Pick out all lines of the entries that include the word "level" and copy them.
═════ DATA SHOWN ═════
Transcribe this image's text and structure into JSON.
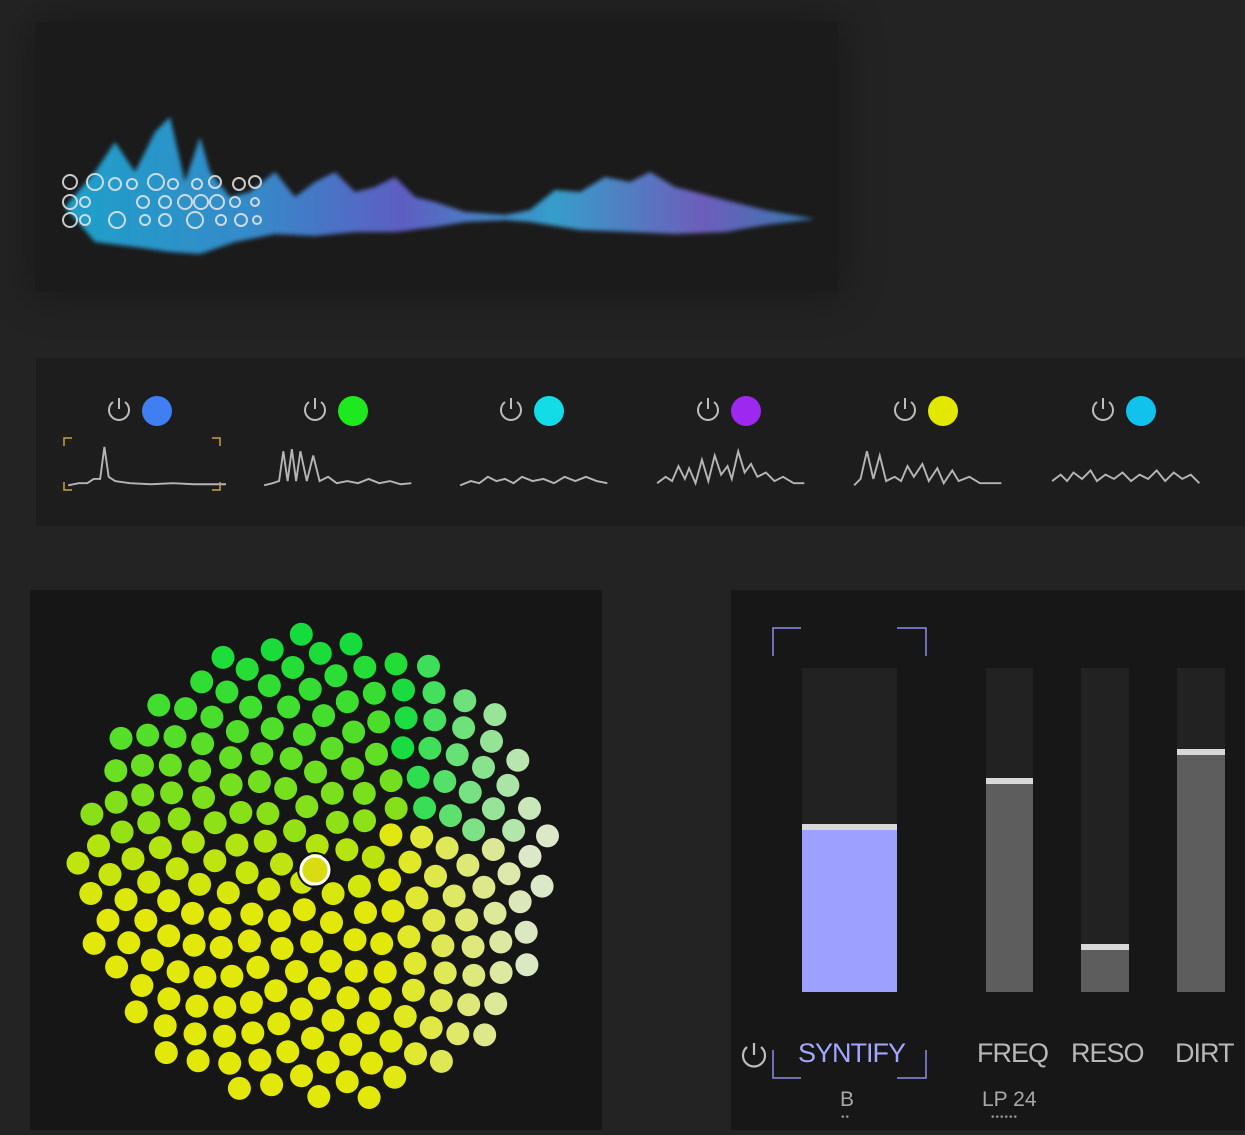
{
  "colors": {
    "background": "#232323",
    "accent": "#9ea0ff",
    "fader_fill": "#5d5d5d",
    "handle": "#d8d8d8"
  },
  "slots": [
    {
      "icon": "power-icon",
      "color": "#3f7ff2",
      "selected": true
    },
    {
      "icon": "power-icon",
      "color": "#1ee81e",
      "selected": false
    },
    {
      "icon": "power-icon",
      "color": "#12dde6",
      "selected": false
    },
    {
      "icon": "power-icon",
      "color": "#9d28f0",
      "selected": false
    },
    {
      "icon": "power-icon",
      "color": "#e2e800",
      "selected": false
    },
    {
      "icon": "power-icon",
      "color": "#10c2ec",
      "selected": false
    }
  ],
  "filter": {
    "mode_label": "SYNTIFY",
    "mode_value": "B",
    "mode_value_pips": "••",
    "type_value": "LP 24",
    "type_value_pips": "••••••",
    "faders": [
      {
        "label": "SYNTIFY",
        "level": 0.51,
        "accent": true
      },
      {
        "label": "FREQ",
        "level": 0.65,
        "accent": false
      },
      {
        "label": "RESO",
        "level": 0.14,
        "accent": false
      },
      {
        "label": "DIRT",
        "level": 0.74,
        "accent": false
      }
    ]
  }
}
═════
(RESPONSE AREA)
        "level": 0.51,
        "level": 0.65,
        "level": 0.14,
        "level": 0.74,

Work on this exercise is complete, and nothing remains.